However, Malaysia is not only magnetizing tourists, but somehow flocked many immigrants to settle in Malaysia for a living and hoping for a better life (Lek 2016). The purpose of this paper is to put on view the various dilemmas of migration faced not only by Malaysian government, non-governmental organization and civil society, but also to unveil the struggles of the foreign immigrant in coping with the policies and responses from the country. The aim of this research study is to improve understanding of migration in Malaysian context and on top of that to reflection upon the matter in relation to poverty, oppression and injustice in the promotion of sustainable development and human dignity. Keywords: Migration, Malaysia, foreign labor, workers BRIEF STATISTICS OF FOREIGN LABOR IN MALAYSIA In the history of Malaysia, as
Malaysia, which had been called as ‘Tanah Melayu’ for a long time ago, is well-known of its melting pot of races, cultures, ethnics, traditions, and celebrations. The races were united since the commerce among different races of many countries around the world. Some traders were captivated to Malaysia since this country has its own strategic port for trading. These traders drop by lead to the marriage
However, Malaysia is not only magnetizing many tourists, but somehow flocked many foreigners to settle in Malaysia for a living and hoping for a better life (Lek 2016). The purpose of this paper is to put on view the various dilemmas faced not only the Malaysian government, non-governmental organization and civil society concerning the issue of the migrant labor in Malaysia, but also to demonstrate the struggles of the foreign immigrant to cope with the policies and responses of the country. The main aim of this paper is to improve understanding of migration in Malaysian context, as well as to prompt reflection on migration and its link to the issues of poverty and injustice for the sustainable development of promotion of human dignity. Brief Statistics of Foreign Labor in Malaysia In the history of Malaysia, according to Jeffrey Hays, the country had suffered from labor
1.0 Introduction 1.1 Focus of Research Malaysia is located in South-East Asia. The country shares borders with four other countries namely Thailand, Singapore, Brunei and Indonesia. Malaysia is a unique country that consists of a large range in variety of races. The main structure of Malaysia is composed of three different races. A multicultural country like Malaysia has a majority population of Muslims also known as “bumiputera” (“Son of soil”).
The second half of nineteenth century marks a significant transition for the historical documentation of the traditional Malay economy. The earlier period before this time were majorly administered by the then colonial rule that virtually encapsulated all the culture and values that might be significant to the Malay society. During this period, majority of the Malays were still living in the rural areas where they engage majorly in peasant farming and Fishing activities.

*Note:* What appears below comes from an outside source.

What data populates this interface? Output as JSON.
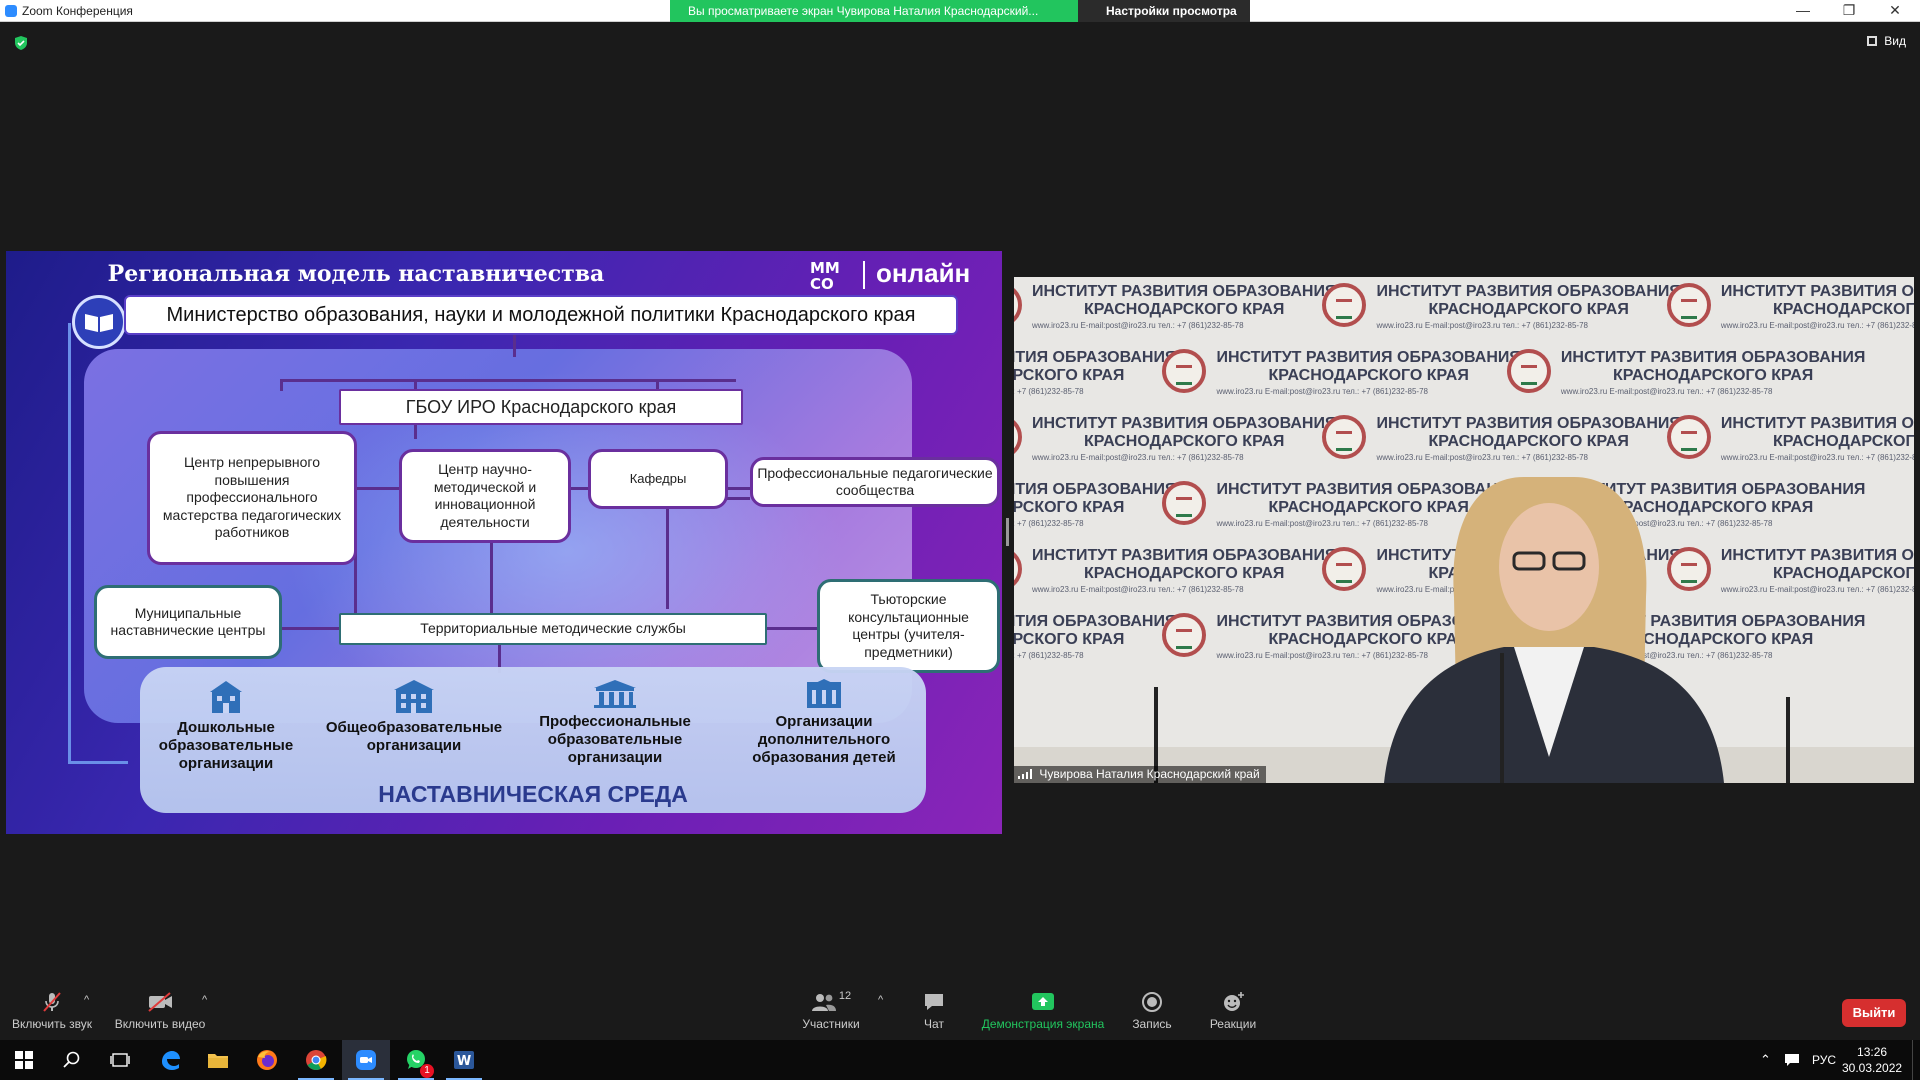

Those that engage in peasant farming were active in padi cultivation alongside animal rearing, fruit and vegetable cultivation especially around Kedah, Perlis, North Perak and Kelantan (Drabble, 2004). They also practice other supplementary activities such as mining, hunting and collection of jungle products such as dammar, rattan and bamboo.